A question arises spontaneously: why does this 47-year-old Pole have such respect for the memory of the Soviet soldiers and positive feelings towards Russians? That’s how Jerzy Tyts explained it himself: “Your soldiers drove the Germans from my land and retaliated against the Nazis and Bandera supporters for the perceived wrongs that the Poles suffered. Everyone knows about it. Your soldiers saved my mother and her family from death in 1945. The soldiers of the Red Army had been supplying my mother’s family with food and she always told me: “Son, the Russians were such good people.” I believe her and I will always cherish the memory of the Red Army soldiers. “

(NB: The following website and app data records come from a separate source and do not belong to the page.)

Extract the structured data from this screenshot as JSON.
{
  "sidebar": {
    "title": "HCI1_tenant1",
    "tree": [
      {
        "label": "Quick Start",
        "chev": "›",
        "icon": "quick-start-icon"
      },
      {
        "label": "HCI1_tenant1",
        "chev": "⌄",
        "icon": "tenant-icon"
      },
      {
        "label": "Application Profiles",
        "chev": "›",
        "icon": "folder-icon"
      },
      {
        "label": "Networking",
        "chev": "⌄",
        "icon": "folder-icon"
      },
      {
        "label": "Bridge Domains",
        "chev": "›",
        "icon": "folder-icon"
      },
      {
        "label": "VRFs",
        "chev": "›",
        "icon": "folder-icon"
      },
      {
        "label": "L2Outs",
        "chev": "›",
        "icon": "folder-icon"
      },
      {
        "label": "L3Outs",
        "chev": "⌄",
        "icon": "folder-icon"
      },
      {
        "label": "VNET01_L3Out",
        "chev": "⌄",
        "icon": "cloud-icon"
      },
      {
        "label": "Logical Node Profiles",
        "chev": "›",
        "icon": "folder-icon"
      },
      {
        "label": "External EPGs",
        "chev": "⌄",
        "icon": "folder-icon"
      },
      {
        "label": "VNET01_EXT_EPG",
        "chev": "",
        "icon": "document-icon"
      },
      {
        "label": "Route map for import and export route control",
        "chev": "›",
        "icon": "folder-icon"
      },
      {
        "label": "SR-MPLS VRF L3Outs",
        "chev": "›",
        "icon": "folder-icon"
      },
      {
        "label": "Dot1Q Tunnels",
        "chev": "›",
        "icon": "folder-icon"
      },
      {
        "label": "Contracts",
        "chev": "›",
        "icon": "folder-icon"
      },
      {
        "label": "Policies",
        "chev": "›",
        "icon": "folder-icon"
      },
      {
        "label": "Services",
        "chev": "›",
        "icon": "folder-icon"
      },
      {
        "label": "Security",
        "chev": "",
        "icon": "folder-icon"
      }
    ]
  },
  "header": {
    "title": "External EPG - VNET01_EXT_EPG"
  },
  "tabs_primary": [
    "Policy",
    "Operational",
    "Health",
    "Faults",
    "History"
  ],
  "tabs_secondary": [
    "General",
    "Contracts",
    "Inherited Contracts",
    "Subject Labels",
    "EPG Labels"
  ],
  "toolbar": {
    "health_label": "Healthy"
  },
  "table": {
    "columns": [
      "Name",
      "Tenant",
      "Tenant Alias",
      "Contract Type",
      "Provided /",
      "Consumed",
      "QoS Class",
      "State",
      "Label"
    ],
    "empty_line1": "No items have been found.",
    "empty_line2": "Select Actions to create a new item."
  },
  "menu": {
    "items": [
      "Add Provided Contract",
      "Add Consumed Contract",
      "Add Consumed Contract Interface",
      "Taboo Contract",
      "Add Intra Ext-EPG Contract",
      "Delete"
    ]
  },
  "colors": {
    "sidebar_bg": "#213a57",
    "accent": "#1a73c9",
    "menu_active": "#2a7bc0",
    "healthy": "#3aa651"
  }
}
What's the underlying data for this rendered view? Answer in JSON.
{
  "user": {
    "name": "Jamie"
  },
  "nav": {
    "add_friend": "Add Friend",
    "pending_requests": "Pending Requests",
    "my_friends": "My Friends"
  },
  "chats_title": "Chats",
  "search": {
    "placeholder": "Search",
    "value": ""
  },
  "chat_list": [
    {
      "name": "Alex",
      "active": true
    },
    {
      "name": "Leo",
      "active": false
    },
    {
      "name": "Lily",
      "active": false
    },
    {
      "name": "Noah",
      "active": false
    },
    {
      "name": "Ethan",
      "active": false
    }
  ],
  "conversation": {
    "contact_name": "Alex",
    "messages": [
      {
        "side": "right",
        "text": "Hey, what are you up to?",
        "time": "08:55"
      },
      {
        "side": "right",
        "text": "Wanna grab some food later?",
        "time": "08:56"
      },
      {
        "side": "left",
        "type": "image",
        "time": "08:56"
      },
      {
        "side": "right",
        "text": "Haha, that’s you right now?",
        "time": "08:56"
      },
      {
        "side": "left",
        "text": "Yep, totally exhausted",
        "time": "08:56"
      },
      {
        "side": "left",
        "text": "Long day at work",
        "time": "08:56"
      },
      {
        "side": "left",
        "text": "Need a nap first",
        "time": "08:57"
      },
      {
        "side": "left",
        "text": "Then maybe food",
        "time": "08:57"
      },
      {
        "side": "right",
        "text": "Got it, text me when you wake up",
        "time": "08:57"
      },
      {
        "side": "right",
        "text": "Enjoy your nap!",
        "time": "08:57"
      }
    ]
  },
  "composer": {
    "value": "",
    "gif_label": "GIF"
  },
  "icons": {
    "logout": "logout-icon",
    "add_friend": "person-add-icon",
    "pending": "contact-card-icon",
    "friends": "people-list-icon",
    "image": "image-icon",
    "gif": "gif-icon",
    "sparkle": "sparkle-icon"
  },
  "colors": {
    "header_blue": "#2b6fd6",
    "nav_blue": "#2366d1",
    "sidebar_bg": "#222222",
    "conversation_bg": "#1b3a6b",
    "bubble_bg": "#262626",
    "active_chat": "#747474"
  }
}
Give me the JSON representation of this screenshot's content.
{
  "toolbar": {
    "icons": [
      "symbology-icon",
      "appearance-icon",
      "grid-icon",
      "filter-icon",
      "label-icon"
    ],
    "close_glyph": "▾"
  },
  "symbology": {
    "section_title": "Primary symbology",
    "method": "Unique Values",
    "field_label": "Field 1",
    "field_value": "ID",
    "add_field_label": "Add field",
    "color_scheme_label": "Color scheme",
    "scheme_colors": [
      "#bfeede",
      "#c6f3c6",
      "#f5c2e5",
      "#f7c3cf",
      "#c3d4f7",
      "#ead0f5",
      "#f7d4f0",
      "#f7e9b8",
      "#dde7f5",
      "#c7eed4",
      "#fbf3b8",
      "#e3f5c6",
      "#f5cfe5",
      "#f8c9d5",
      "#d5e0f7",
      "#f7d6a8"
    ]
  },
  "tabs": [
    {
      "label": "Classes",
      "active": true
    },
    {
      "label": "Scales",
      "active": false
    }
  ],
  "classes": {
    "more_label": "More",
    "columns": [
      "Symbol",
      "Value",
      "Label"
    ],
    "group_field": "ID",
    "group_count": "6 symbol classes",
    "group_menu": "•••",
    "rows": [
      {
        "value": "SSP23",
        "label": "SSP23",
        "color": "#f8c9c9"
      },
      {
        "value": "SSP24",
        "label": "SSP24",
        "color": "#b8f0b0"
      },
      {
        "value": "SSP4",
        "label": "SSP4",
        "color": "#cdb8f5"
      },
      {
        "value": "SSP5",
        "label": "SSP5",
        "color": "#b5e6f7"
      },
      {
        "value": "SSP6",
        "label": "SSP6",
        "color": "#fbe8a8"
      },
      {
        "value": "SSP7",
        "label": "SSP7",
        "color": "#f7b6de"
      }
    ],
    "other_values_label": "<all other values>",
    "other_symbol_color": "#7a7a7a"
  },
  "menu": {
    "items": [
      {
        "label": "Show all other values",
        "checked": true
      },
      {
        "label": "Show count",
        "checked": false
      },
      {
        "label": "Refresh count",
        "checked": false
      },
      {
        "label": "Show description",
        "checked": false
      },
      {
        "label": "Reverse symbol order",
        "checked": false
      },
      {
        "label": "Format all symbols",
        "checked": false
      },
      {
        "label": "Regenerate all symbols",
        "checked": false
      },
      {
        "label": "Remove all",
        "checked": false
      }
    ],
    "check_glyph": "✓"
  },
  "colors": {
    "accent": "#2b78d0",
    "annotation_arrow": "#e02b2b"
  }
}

Given the current situation, the Polish attitude to the activities of the association “Kursk” is ambiguous. “There are a lot of people who treat my activities with respect but, unfortunately, there are more opponents – says Jerzy Tyts. – I am constantly being bullied, and it’s not just the usual vandals. The largest Polish newspaper (Gazeta Wyborcza) has published an article about me, where it wrote that I am “’Putin’s troll”, a “Russian paratrooper on Polish land.” Serious professors from different universities say that all those who treat the USA and the EU badly must necessarily be made to shut up because all of them are “Putin’s spies.'”
Jerzy Tyts and his organization accept “only brave people who are ready to stand up for their beliefs, if necessary.” But mostly people are afraid. The Association operates using its own funds (annual contributions) and, from time to time, internet fund-raising is organized in order to repair some specific monument. Jerzy Tyts often repairs monuments himself.
Despite the difficulties, the organization has actively been working for two years. It has repaired two cemeteries (506 tombstones), 7 soldiers’ graves and 7 monuments. “Kursk” is also engaged in searching activities: the burial sites of 11 Soviet soldiers who have been considered missing, as well as their relatives, have been located.
It would be wrong to say that all the municipal authorities in Poland are in favour of demolishing the monuments. Fortunately, there are also some that have allocated funds for their restoration. Despite this, the organization has got a lot of work: Jerzy Tyts has made a list of monuments to Soviet soldiers in Poland which have been destroyed through vandalism, which are in poor condition. New monuments are being added to this list all the time, and “Kursk” needs help.
Not everyone in Poland, and especially abroad, is aware of the existence of the association. The Russian media were the first to report on them: last autumn there was a broadcast about a monument restored by the organisation on the channel “Vesti”. Jerzy Tyts was invited to take part in one of the programmes of the channel “Russia”.
One should not be like the extremists with their one-sided view of the world, and believe that anti-Russian sentiments reign in Poland. There are people who do not hate Russia in the country, but remember the heroism of the Soviet soldiers during World War II and respect the memory of those killed on Polish land. In Poland there are people such as Jerzy Tyts and his organisation “Kursk”.
With the support of: the newspaper “Culture”, the Foreign Military Review, the Russian Foreign newspaper and the Russian military-historical society.